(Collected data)

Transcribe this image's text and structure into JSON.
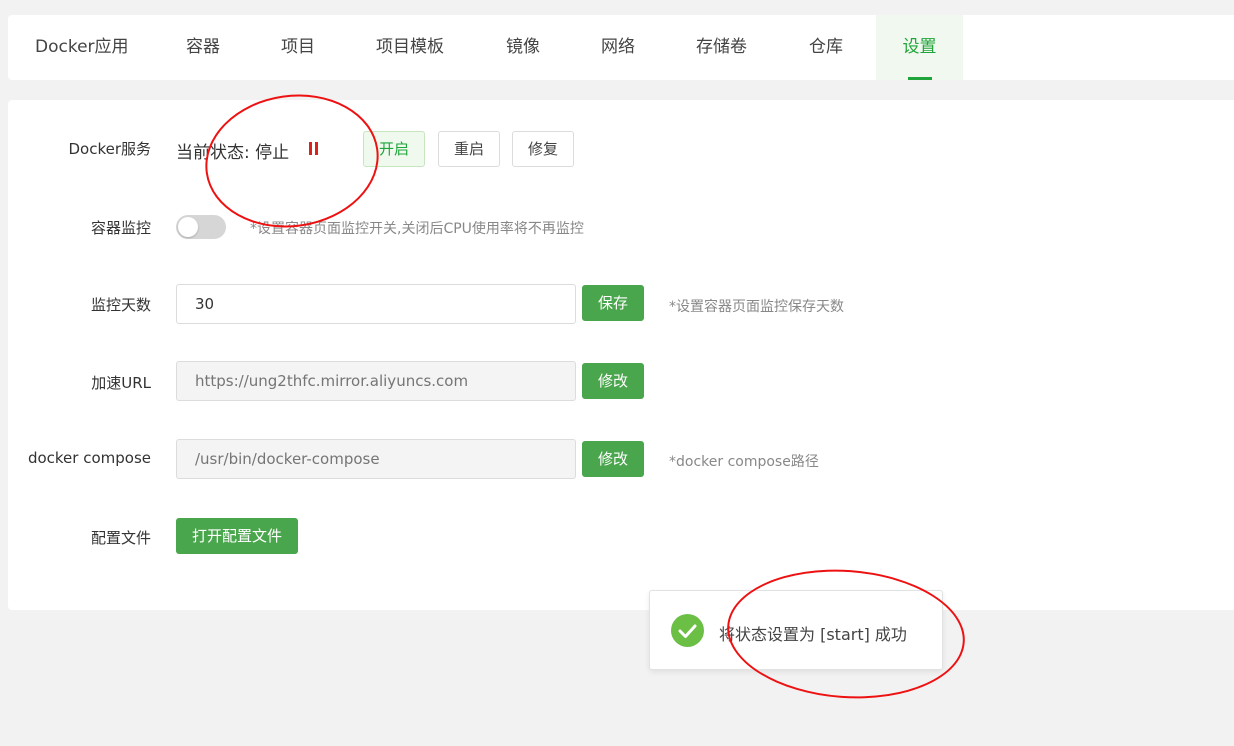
{
  "tabs": [
    {
      "label": "Docker应用"
    },
    {
      "label": "容器"
    },
    {
      "label": "项目"
    },
    {
      "label": "项目模板"
    },
    {
      "label": "镜像"
    },
    {
      "label": "网络"
    },
    {
      "label": "存储卷"
    },
    {
      "label": "仓库"
    },
    {
      "label": "设置",
      "active": true
    }
  ],
  "service": {
    "label": "Docker服务",
    "status_prefix": "当前状态:",
    "status_value": "停止",
    "start_button": "开启",
    "restart_button": "重启",
    "repair_button": "修复",
    "pause_color": "#d9231c"
  },
  "monitor": {
    "label": "容器监控",
    "enabled": false,
    "hint": "*设置容器页面监控开关,关闭后CPU使用率将不再监控"
  },
  "monitor_days": {
    "label": "监控天数",
    "value": "30",
    "save_button": "保存",
    "hint": "*设置容器页面监控保存天数"
  },
  "mirror": {
    "label": "加速URL",
    "placeholder": "https://ung2thfc.mirror.aliyuncs.com",
    "edit_button": "修改"
  },
  "compose": {
    "label": "docker compose",
    "placeholder": "/usr/bin/docker-compose",
    "edit_button": "修改",
    "hint": "*docker compose路径"
  },
  "config": {
    "label": "配置文件",
    "open_button": "打开配置文件"
  },
  "toast": {
    "message": "将状态设置为 [start] 成功",
    "icon": "check-circle-icon",
    "color": "#6bbf45"
  },
  "colors": {
    "accent": "#20a53a",
    "button_green": "#4aa64c",
    "annotation_red": "#e11111"
  }
}
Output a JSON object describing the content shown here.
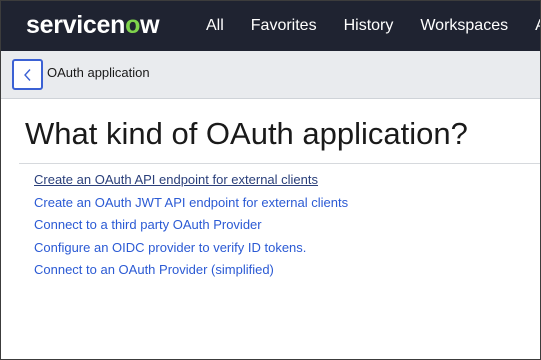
{
  "navbar": {
    "logo_text_before": "servicen",
    "logo_text_o": "o",
    "logo_text_after": "w",
    "items": [
      {
        "label": "All"
      },
      {
        "label": "Favorites"
      },
      {
        "label": "History"
      },
      {
        "label": "Workspaces"
      },
      {
        "label": "A"
      }
    ]
  },
  "header": {
    "title": "OAuth application",
    "back_icon": "chevron-left-icon"
  },
  "main": {
    "title": "What kind of OAuth application?",
    "links": [
      {
        "label": "Create an OAuth API endpoint for external clients"
      },
      {
        "label": "Create an OAuth JWT API endpoint for external clients"
      },
      {
        "label": "Connect to a third party OAuth Provider"
      },
      {
        "label": "Configure an OIDC provider to verify ID tokens."
      },
      {
        "label": "Connect to an OAuth Provider (simplified)"
      }
    ]
  },
  "colors": {
    "navbar_bg": "#1f2331",
    "logo_accent": "#7fd34c",
    "link": "#2b5ad4",
    "link_visited": "#2a3f7a",
    "focus_border": "#3b61d4",
    "subheader_bg": "#e9ebee"
  }
}
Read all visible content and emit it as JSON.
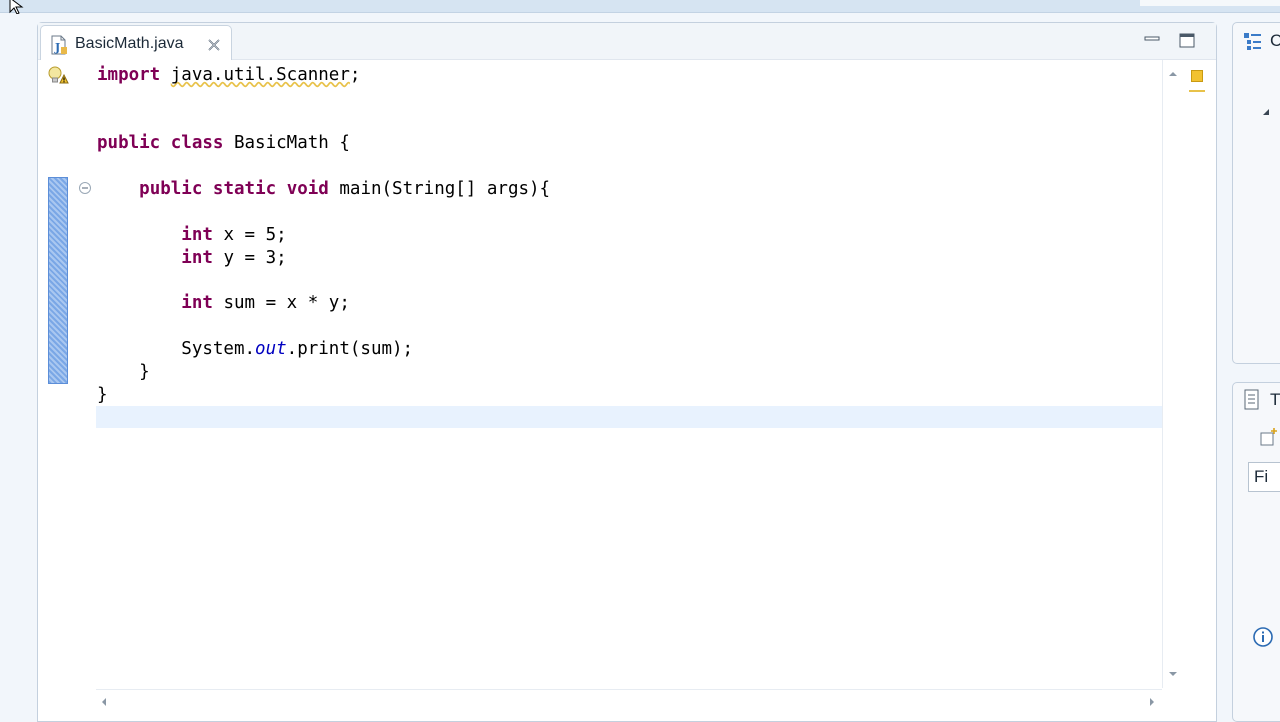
{
  "editor": {
    "tab": {
      "label": "BasicMath.java",
      "icon": "java-file-icon",
      "close_icon": "close-icon"
    },
    "controls": {
      "minimize_icon": "minimize-icon",
      "maximize_icon": "maximize-icon"
    },
    "gutter": {
      "warning_icon": "warning-lightbulb-icon",
      "fold_icon": "fold-collapse-icon"
    },
    "code_lines": [
      "import java.util.Scanner;",
      "",
      "public class BasicMath {",
      "",
      "    public static void main(String[] args){",
      "",
      "        int x = 5;",
      "        int y = 3;",
      "",
      "        int sum = x * y;",
      "",
      "        System.out.print(sum);",
      "    }",
      "}",
      ""
    ]
  },
  "right_panel": {
    "outline_tab_text": "C",
    "outline_icon": "outline-icon",
    "task_tab_text": "T",
    "task_icon": "task-list-icon",
    "new_task_icon": "new-task-icon",
    "find_placeholder": "Fi",
    "info_icon": "info-icon"
  },
  "colors": {
    "keyword": "#7f0055",
    "static_field": "#0000c0",
    "current_line": "#e8f2fe",
    "change_bar": "#7aa7e6",
    "warning": "#e8c24a"
  }
}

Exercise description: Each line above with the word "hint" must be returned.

Your response:
    "hint": "*设置容器页面监控开关,关闭后CPU使用率将不再监控"
    "hint": "*设置容器页面监控保存天数"
    "hint": "*docker compose路径"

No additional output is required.